The main political challenge is to overcome the deep-seated aversion of Germans towards debt. In the German language the word Schuld connotes not only ‘debt’ but also ‘guilt’. And it is very difficult to explain the mechanics of how a proportionate increase of public debt to nominal GDP generates a stable debt-to-GDP ratio.
But this is no excuse for sticking to a black zero and renouncing the huge economic and political potential for Germany of such a paradigm shift. In the story of the emperor’s new clothes it was a boy who pointed out that the emperor was naked. The SPD should have the courage to do the same with the myth of the black zero.
As the party’s turnaround with the Hartz reform has shown, it can pay to be courageous. In fact there are already today prominent German economists questioning the debt brake. And we all would then not have to face the question of our children and grandchildren in 20 or 30 years: how could we have wasted such a huge opportunity to enhance their economic and political wellbeing, while protecting the ecosphere?
The article is a joint publication by Social Europe and IPS-Journal

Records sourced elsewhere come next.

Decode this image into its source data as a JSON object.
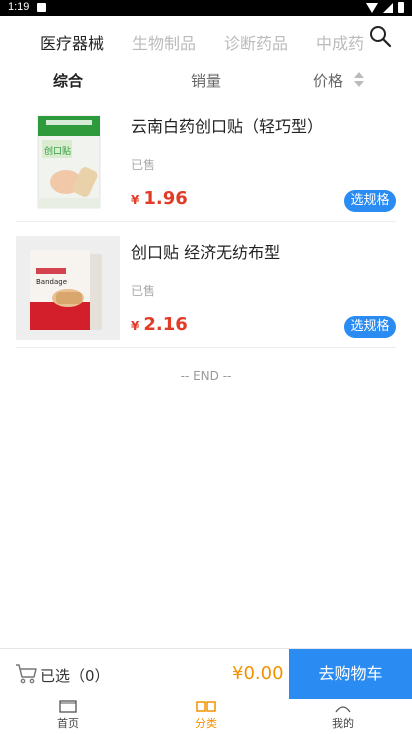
{
  "status_bar": {
    "time": "1:19"
  },
  "category_tabs": [
    {
      "label": "医疗器械",
      "active": true
    },
    {
      "label": "生物制品",
      "active": false
    },
    {
      "label": "诊断药品",
      "active": false
    },
    {
      "label": "中成药",
      "active": false
    }
  ],
  "sort_options": {
    "comprehensive": "综合",
    "sales": "销量",
    "price": "价格"
  },
  "products": [
    {
      "name": "云南白药创口贴（轻巧型）",
      "sold_label": "已售",
      "currency": "¥",
      "price": "1.96",
      "spec_button": "选规格",
      "image_icon": "bandage-box-image"
    },
    {
      "name": "创口贴 经济无纺布型",
      "sold_label": "已售",
      "currency": "¥",
      "price": "2.16",
      "spec_button": "选规格",
      "image_icon": "bandage-box-image"
    }
  ],
  "list_end": "-- END --",
  "cart": {
    "selected_label": "已选（0）",
    "total": "¥0.00",
    "checkout_label": "去购物车"
  },
  "bottom_nav": [
    {
      "label": "首页",
      "icon": "home-icon",
      "active": false
    },
    {
      "label": "分类",
      "icon": "category-icon",
      "active": true
    },
    {
      "label": "我的",
      "icon": "profile-icon",
      "active": false
    }
  ],
  "colors": {
    "accent_blue": "#2a8cf2",
    "price_red": "#e23b26",
    "orange": "#f29200"
  }
}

Peter Bofinger is professor of economics at Würzburg University and a former member of the German Council of Economic Experts.